TMS Research – Perspectives: Job Demand and Preference
With this post we are going to take a look at some data from two different TMS assessments, the Types of Work Profile (TOWP) and the Team Management Profile (TMP). The TOWP looks at what is perceived as the most critical work functions for success from the Types of Work Model in a specific role. The TMP looks at individual work preference.
The graphic below is from the TMS research from the TOWP and illustrates the perceptions of all raters in terms of what the % distribution is for each of the work functions for a senior management role. The n of 252 is a bit small but good enough for what we are looking at here.
The larger numbers represent the highest % and this case the 3 highest make up just over 51% of the total. Yellow is the Promoting work function, pink is Organizing and light green Innovating. However, with the exception of Producing (purple) and Inspecting (dark blue) the perception is that a senior management role contains quite a variety of performance needs in many of the work functions.
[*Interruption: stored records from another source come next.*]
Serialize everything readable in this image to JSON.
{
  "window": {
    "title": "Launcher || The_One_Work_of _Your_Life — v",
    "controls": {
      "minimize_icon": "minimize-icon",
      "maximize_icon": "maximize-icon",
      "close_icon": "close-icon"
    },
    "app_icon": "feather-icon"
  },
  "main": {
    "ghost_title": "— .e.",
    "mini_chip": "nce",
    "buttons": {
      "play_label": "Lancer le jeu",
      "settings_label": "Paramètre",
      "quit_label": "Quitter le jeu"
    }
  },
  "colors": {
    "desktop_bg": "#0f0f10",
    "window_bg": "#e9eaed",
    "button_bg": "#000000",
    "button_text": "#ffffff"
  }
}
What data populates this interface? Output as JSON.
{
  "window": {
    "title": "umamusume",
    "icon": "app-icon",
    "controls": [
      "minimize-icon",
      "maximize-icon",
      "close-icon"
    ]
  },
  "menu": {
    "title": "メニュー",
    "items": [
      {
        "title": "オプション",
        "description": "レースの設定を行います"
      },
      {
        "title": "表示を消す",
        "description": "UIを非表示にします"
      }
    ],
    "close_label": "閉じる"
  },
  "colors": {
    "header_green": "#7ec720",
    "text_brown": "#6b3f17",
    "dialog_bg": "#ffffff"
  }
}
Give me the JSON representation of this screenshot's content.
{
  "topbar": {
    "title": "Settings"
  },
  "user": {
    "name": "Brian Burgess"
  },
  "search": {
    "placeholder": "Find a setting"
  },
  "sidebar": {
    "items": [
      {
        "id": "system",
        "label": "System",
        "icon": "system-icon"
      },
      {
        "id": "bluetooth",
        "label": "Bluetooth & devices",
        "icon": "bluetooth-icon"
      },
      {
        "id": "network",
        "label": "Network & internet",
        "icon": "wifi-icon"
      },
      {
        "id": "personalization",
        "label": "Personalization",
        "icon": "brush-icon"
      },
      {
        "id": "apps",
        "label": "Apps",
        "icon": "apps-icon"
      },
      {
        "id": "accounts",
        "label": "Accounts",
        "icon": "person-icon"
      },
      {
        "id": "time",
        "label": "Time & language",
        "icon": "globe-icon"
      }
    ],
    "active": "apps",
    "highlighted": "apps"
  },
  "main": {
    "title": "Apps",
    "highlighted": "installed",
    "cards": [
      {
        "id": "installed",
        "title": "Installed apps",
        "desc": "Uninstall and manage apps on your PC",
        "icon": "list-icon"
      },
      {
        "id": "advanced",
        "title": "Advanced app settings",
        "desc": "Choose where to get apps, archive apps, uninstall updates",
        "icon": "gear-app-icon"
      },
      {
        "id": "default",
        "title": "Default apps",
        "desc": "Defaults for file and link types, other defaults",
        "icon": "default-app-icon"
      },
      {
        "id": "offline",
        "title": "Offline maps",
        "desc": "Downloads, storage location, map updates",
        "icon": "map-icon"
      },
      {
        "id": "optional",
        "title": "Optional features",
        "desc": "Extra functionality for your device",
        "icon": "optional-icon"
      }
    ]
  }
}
The next graphic is the preference distribution for senior management from the TMP research.
The numbers here represent the % of senior management people who have taken the TMP that have expressed major role preferences in the various areas of the Team Management Wheel (i.e. 29% of senior management people who have taken the TMP have expressed a preference for the Organizing work function). The n here is 36,701 so a good sample size.
I am big proponent of context affecting preference and in a variety of other posts have asserted that I believe preference is primarily socially constructed, not innate, and it is these socially constructed patterns of behavior that the TMP is assessing.
Yet if you look at the two graphics above and have the perspective I do, you would expect the actual numbers in the graphics to be similar. For example if the expectation of the role (its context) contains 13.56% focus in the Maintaining work function (light blue) should we not see a preference distribution higher than a minuscule 1%?!?
So is my social construction perspective inaccurate?
In the next post I will offer my thinking but it would be good to hear what sense you make of the data above first….